podcasting

Twice a year we step back and look at the overall digital trends in public media. When we last looked at websites, in the fall of 2016, we saw that station sites were under performing the growth we saw in other local news sites. More recently we see that station sites are experiencing some growth while other local news sites decline, but none of them are seeing the tremendous growth experienced by NPR.org. 

Last week was our monthly analytics webinar, where we gather together the top insights across the system on both audience and engagement. 

As you might expect, election coverage was a big focus for the system this month, and we broke down  audience consumption of election coverage, as well as its impact on retention rate. And the results are significant: politics and election coverage had more than double the one-week retention rate of the previous 12 weeks. 

By now you may have heard the news about an exciting collaboration amongst public media partners to develop new guidelines for tracking podcast audience metrics. Below is a bit of background information, details on how the new guidelines are being incorporated into the on-demand audio dashboards in the NPR DS Station Analytics System, and what the change may mean for your own podcasting stats.

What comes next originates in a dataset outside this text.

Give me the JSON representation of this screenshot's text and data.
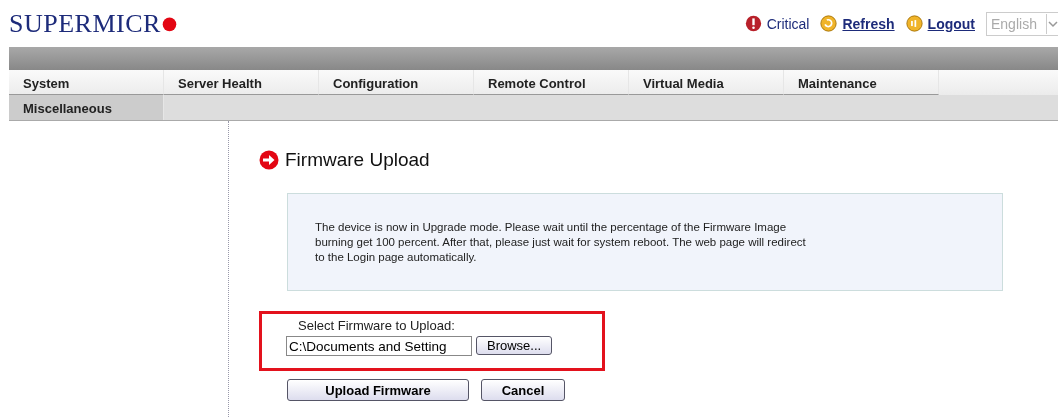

New Public Radio Podcast Measurement Guidelines

The Infinite Dial 2015, the latest in a long-running series of studies on consumer adoption of digital media, was released today. The study, released today, is the 23rd in a series dating back to 1998 that use the “gold standard” of survey research – a random probability telephone sample representative of all Americans ages 12 and older.

Slate

In the early days, Slate’s podcasts amounted to Andy Bowers reading web articles into a mic. Podcasting has come a long way and has seen its share of experiments. Slate's podcasts, in particular, now have a unique sound that fans love. Their popular podcasts include Political GabfestCulture GabfestHang Up and ListenThe Audio Book Club, and many others. 

I reached out to Andy to talk about innovation in digital audio because the sound of Slate's success is so different from what I hear from traditional public broadcasters. Much of the public radio podcasting space consists of repurposed broadcasts. But if you take a listen to some of the other successful podcasters, you too will hear a difference in sound. There is room on the internet for all varieties. 

Andy Bowers outlined the extraordinary development of Slate's Podcasts in our innovations in digital audio webinar

Raymond Ahner

 99% Invisible, the radio program about design and architecture, has not only developed a growing listener base for the audio, but has a considerable following online for the program's visual experience.

We interviewed 99% Invisible host and producer Roman Mars about the challenge of visualizing sound in a webinar on February 14.

The Podcast is Dead. Long Live the Podcast! [VIDEO]

Feb 5, 2013

Join us this week as we kick off our new weekly webinar series. 

This Thursday, February 7:   The Podcast is Dead. Long Live the Podcast! The podcast is experiencing a renaissance.  Slate has been exceptional in this field, developing a large and loyal following.  Andy Bowers, Executive Producer of Slate Podcast, will explain how he developed the right sound for Slate's podcasts. 

The Wall Street Journal’s report that Apple’s upcoming iOS 6 software release will include a standalone podcast app for all iPhone users is another shot across the bow when it comes to live radio listening, but it’s potentially a boon to public radio stations that produce great podcasts. Update on June 26, 2012: the app is now available in the Apps Store.